Meanwhile, talks resumed Wednesday between the city and Aston's family, who have threatened to sue if the city does not respond by Friday to their settlement proposal.
The family has contended the city has refused to release all the documents in the case.
Mayor Lewis Billings on Tuesday allowed the council to review the documents in a closed session.
Afterward, the mayor and council released a statement saying, "After further opportunity to review the facts and documents related to this matter, it is the unanimous position of the municipal council and the mayor that the legal matters relating to the Aston 911 issue involving the city are being prudently handled. All substantive facts and information relating to this case have been released to the public through the media."
The Aston family's attorney, Justin Heideman, said they had hoped new information was available in the reports.

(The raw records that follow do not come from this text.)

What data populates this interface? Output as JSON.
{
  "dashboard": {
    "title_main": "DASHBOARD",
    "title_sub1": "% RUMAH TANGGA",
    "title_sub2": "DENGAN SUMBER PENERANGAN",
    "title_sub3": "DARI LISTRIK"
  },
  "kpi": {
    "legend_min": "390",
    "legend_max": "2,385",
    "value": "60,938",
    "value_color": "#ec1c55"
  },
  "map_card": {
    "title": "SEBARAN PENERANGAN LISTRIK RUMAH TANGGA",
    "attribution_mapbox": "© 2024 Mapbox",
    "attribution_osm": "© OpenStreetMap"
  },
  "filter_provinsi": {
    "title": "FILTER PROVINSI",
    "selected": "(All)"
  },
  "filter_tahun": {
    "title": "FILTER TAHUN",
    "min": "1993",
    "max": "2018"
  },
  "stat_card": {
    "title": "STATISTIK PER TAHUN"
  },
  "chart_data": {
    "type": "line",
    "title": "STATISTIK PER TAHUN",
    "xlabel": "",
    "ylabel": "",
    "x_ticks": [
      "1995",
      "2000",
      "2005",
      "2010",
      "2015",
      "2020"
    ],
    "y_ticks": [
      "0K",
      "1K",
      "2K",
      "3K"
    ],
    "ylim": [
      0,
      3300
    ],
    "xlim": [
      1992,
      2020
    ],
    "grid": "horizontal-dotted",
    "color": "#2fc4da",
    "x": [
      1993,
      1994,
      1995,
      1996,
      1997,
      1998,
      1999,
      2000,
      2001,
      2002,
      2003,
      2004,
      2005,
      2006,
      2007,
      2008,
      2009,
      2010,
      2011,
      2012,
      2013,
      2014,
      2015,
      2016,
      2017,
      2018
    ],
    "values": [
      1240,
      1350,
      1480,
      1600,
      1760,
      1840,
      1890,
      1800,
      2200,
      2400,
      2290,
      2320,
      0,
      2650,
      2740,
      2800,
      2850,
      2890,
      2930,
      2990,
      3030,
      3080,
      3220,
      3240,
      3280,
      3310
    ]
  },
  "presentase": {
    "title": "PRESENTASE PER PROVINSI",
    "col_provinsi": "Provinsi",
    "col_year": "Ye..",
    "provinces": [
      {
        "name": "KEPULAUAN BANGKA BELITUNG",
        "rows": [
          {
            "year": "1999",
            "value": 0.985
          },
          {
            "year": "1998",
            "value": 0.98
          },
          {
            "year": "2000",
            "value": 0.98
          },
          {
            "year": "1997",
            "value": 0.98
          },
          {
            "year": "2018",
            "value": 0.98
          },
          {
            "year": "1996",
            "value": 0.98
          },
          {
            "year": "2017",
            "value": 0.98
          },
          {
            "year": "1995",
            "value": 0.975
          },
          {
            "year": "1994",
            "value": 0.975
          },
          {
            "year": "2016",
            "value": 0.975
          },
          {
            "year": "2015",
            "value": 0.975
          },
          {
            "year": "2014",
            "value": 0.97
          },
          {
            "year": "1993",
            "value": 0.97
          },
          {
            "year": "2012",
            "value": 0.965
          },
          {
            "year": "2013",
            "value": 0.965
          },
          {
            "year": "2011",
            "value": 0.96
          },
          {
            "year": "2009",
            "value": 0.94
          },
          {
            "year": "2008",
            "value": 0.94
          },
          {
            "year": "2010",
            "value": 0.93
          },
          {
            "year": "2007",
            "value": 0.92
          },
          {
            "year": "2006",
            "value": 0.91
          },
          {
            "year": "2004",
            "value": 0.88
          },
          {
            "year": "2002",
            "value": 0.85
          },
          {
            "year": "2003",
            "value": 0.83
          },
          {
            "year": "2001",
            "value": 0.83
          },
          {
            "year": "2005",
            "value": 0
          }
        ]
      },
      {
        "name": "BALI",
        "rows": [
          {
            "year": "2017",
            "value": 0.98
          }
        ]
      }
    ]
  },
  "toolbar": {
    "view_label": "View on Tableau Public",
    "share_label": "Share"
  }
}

He said they also were surprised by the statement because it was signed by Councilman Steve Turley, who previously expressed frustration that he had not been able to review two key reports and had been suggesting an independent investigation by the council.
Turley said Wednesday that the council had been able to review those reports.
Heideman still wants access to the two reports, one prepared by the city and another by Ogden dispatch experts.
City officials contend they do not have to release the reports because they were prepared in anticipation of litigation and such documents are exempt from disclosure under the Government Records Access Management Act.
City attorneys argue that releasing the two reports was set a bad precedent.
Heideman remained hopeful a settlement could be reached.
"I would hope this is indicative the city is working in good faith to come to a resolution in this matter," he said. "If they meant to say they are working prudently toward a resolution, I agree, but until we have a final response from the city to our proposed settlement offer, I can't agree or disagree.
Aston died Oct. 1 after he called 911 and said he could not breathe. The dispatcher misheard his address and sent emergency crews to the wrong location. Aston was found dead of undetermined cause four days later.
(Copyright 2005 by The Associated Press. All Rights Reserved.)